LONDON (Reuters) - Andy Coulson, a former Rupert Murdoch editor, said on Tuesday he had played no part in the hacking of the mobile phone messages of murdered British teenager Milly Dowler, the revelation that led to the closure of the News of the World tabloid.
Coulson, British Prime Minister David Cameron’s one-time media chief, told the Old Bailey trial he had never engaged in illegal hacking activity, nor known about attempts to tap in to Dowler’s messages.
Dowler, 13, vanished from her home in March 2002 and her body was discovered some six months later.
The revelation in July 2011 that her phone had been hacked while she was still missing, giving her parents false hope that she was still alive, sparked public anger and a sequence of events leading to Murdoch closing the 168-year-old News of the World, Coulson’s arrest and Cameron ordering a public inquiry into press ethics.
In the witness box for the second day in the 5-1/2 month trial, Coulson was asked by his lawyer Timothy Langdale whether he had ever been “party to or in agreement with phone hacking at the News of the World?”
“No I was not,” he answered.
“Were you aware of any activity by the News of the World in relation to the hacking of Milly Dowler’s voicemail messages?”
“No, I was not,” he replied again.
Coulson is accused of conspiracy to illegally intercept voicemails on mobile phones and authorising illegal payments to public officials.
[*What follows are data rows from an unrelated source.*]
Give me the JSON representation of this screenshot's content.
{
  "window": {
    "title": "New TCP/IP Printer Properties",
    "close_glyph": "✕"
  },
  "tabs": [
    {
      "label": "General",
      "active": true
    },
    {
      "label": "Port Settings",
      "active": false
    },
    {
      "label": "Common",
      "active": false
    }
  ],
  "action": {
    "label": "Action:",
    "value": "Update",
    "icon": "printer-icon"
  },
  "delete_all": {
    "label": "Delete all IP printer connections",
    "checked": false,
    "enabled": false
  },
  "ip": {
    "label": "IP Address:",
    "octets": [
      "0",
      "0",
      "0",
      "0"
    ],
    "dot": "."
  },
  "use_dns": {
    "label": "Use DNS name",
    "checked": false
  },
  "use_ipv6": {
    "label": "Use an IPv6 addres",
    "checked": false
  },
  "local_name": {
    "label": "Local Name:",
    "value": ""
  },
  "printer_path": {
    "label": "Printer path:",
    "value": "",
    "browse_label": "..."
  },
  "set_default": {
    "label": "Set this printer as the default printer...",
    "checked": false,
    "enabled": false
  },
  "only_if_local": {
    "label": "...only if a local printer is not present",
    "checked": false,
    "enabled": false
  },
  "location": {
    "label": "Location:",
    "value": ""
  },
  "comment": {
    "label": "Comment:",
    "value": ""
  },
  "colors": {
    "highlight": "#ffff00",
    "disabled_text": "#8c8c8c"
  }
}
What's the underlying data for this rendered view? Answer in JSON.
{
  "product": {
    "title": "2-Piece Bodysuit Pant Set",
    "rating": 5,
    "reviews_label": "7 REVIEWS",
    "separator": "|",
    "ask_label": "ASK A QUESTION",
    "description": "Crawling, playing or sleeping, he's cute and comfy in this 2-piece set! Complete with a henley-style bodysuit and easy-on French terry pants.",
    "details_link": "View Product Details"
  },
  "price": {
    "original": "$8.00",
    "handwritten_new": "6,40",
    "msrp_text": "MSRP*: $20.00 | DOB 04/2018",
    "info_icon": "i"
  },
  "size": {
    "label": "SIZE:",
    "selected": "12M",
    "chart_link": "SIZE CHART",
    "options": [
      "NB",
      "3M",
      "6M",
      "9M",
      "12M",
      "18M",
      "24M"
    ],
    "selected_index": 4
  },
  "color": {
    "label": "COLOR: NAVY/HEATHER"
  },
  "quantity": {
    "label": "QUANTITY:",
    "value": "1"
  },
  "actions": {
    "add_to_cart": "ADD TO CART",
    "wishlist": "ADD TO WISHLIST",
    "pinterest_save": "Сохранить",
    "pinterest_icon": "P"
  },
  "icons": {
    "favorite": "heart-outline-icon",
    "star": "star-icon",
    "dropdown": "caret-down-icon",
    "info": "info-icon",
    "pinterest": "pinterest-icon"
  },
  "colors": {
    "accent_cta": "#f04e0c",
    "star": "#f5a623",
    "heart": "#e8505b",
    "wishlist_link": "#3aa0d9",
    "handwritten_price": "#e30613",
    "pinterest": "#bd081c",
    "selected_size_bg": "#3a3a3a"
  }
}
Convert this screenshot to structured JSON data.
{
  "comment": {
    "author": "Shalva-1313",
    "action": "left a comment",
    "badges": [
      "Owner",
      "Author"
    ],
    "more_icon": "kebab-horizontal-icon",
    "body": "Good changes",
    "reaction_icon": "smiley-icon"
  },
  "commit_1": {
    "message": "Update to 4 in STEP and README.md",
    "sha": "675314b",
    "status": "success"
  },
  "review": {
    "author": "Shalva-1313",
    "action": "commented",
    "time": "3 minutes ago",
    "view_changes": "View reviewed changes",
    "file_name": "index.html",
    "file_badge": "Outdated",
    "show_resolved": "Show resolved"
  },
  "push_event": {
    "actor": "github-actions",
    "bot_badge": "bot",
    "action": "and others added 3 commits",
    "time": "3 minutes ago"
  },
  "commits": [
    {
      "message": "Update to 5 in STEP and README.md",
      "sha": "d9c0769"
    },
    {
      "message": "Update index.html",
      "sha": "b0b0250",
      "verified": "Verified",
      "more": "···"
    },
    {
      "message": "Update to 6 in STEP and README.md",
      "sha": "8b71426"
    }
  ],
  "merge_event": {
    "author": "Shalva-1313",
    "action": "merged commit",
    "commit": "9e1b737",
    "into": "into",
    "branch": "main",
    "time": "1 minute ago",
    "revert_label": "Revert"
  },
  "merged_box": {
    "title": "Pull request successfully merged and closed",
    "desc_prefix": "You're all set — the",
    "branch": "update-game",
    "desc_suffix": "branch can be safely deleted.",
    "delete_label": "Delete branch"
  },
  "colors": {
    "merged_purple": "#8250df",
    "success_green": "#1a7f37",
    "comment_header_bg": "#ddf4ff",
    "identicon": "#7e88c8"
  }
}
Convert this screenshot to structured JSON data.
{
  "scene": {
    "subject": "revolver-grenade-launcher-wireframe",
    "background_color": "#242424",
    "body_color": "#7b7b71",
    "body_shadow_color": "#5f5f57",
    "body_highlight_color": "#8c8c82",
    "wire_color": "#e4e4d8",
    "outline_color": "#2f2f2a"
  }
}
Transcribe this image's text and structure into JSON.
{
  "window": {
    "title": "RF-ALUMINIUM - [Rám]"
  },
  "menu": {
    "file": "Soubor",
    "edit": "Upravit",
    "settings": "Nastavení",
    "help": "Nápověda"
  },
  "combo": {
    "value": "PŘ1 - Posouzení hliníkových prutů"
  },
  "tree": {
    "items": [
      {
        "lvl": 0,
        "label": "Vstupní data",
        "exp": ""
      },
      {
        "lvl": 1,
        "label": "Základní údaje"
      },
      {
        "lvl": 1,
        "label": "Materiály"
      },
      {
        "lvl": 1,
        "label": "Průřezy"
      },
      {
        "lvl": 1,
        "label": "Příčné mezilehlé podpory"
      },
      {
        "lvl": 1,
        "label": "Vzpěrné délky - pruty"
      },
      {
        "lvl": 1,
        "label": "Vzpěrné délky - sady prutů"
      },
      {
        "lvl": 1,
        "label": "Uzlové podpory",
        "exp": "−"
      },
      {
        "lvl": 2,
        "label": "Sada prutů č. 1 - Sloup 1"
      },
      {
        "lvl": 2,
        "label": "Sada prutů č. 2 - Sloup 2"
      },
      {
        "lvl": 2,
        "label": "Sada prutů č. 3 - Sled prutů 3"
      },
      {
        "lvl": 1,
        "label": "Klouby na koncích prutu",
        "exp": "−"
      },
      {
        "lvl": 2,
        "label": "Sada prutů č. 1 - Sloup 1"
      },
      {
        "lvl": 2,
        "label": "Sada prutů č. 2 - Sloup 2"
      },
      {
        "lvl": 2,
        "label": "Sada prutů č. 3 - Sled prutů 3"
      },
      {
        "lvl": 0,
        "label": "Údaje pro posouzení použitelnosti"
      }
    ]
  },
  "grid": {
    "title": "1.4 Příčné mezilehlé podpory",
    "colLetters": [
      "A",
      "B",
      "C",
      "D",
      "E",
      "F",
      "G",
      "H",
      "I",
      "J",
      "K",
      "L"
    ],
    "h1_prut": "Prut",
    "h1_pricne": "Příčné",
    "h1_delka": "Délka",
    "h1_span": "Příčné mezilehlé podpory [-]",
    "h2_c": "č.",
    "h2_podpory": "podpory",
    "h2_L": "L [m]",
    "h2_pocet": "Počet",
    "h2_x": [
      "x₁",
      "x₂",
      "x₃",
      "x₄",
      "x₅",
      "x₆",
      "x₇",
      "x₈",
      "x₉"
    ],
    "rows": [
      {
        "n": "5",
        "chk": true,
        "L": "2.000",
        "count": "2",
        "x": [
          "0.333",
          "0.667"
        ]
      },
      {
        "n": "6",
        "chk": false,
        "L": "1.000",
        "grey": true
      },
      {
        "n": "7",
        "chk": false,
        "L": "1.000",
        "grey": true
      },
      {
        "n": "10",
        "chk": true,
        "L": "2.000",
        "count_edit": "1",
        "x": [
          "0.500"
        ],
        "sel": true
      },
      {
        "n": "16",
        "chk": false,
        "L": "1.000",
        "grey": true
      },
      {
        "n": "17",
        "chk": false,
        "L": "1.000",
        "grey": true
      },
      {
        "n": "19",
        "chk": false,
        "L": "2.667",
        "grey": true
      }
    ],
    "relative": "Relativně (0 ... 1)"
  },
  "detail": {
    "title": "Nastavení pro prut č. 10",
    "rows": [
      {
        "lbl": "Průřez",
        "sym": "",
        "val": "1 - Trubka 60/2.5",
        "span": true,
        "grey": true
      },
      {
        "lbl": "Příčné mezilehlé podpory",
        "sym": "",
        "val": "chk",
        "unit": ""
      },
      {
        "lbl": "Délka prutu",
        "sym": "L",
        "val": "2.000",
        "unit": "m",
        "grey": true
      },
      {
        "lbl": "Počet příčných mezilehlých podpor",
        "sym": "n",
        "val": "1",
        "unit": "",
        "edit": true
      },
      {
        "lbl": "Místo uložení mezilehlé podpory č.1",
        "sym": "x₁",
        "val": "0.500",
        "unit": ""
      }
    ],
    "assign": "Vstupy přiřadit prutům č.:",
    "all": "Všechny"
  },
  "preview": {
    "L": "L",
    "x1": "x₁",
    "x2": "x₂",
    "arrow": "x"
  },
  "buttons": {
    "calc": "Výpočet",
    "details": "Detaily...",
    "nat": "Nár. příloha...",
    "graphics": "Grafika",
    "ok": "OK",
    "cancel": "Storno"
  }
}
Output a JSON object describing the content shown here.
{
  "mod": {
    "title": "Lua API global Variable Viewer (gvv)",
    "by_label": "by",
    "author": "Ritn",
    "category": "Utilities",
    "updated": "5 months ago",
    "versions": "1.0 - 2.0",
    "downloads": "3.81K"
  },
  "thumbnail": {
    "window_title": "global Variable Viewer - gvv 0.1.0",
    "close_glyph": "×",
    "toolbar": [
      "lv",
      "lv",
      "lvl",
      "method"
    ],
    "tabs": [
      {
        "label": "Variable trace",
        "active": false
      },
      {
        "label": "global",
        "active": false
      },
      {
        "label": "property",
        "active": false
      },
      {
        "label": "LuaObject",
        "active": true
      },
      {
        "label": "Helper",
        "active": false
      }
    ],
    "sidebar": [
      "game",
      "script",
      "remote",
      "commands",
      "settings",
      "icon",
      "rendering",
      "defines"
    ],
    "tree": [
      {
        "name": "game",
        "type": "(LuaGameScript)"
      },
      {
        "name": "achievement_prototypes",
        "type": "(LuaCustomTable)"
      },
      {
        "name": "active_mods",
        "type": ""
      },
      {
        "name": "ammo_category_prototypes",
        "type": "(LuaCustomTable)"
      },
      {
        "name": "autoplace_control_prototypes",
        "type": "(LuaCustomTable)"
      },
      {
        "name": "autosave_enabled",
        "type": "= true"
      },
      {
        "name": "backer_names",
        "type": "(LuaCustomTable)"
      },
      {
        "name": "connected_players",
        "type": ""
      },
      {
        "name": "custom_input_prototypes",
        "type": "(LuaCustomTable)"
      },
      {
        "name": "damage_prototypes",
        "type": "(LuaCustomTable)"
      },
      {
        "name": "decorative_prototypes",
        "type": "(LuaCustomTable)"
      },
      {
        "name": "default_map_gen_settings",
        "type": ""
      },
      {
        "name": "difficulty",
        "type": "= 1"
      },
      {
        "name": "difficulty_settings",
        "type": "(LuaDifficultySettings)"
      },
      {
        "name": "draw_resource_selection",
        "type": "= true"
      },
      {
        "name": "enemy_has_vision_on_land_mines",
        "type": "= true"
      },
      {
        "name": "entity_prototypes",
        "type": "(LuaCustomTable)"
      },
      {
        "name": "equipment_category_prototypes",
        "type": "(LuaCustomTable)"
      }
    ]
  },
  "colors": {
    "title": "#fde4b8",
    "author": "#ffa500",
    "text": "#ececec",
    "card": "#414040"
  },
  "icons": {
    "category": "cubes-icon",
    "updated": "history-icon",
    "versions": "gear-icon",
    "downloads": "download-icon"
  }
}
He denies the charges.
Asked what he would have thought then about the process of accessing voicemails to generate stories, Coulson said he would have thought it was intrusive, a breach of privacy and lazy journalism.
Reporting by Kate Holton and Michael Holden; editing by Stephen Addison